This story is told by a high school teacher who observed the actions of several school janitors in Gary, Indiana.
“In Gary, Indiana where I taught in a mostly-Black high school, the cleaning staff was comprised of white Southern Europeans. They were mainly Greek Orthodox, and they firmly believed that placing garlic chunks in rooms, drawers, behind stacks of books, on top of doorjambs, etc would keep evil spirits away. One day I went in our book storage room and threw away all 40-plus pieces of garlic I found. Within a couple days, it was all back. Each year when teachers arrived to set up their rooms, there was always at least one piece of garlic in each desk.

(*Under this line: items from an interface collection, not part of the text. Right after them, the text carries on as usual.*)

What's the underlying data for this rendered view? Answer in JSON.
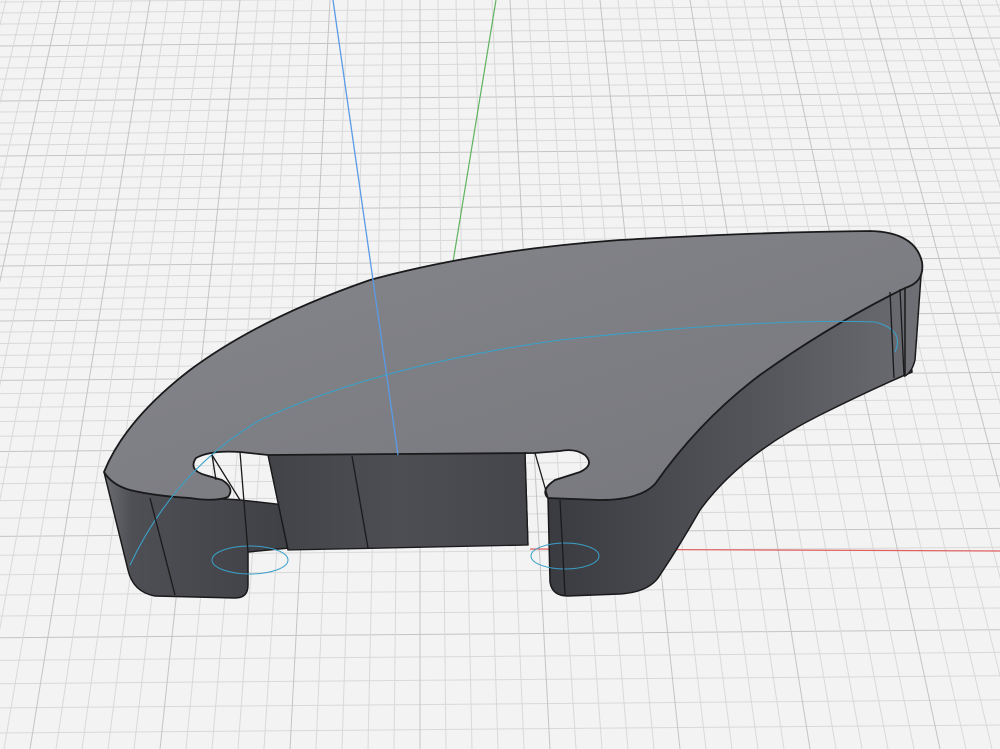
{
  "viewport": {
    "background_color": "#f3f3f3",
    "grid_minor_color": "#d9d9d9",
    "grid_major_color": "#c4c4c4"
  },
  "axes": {
    "x_color": "#e06060",
    "y_color": "#5fb35f",
    "z_color": "#5a9ae6"
  },
  "model": {
    "body_color": "#5a5b60",
    "top_face_color": "#7c7d82",
    "outline_color": "#1a1a1c",
    "sketch_curve_color": "#3aa0c8"
  }
}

Everybody just accepted it – remember this was in 2004 – because the whole Southern European culture in our community so strongly believed in the practice”
Analysis: His story reveals the prevalence of Southern European culture and folklore practices in Gary, Indiana in 2004. The Orthodox Greek janitors believed that Placing garlic pieces in particular places in a building would keep the evil spirits away. Although he did not directly speak with the janitors, the other teachers provided an oral history of the old tradition of the janitors placing garlic unusual places and replacing the cloves when needed. My old high school teacher, Curtis, is an atheist so he was quite skeptical about these superstitious practices, yet there was nothing he could do to stop the overflow of garlic into the school. The janitors’ will to rid the school of evil spirits was much greater than Curtis’ will to rid the school of garlic because the janitors were so frightened by the potential of evil spirits.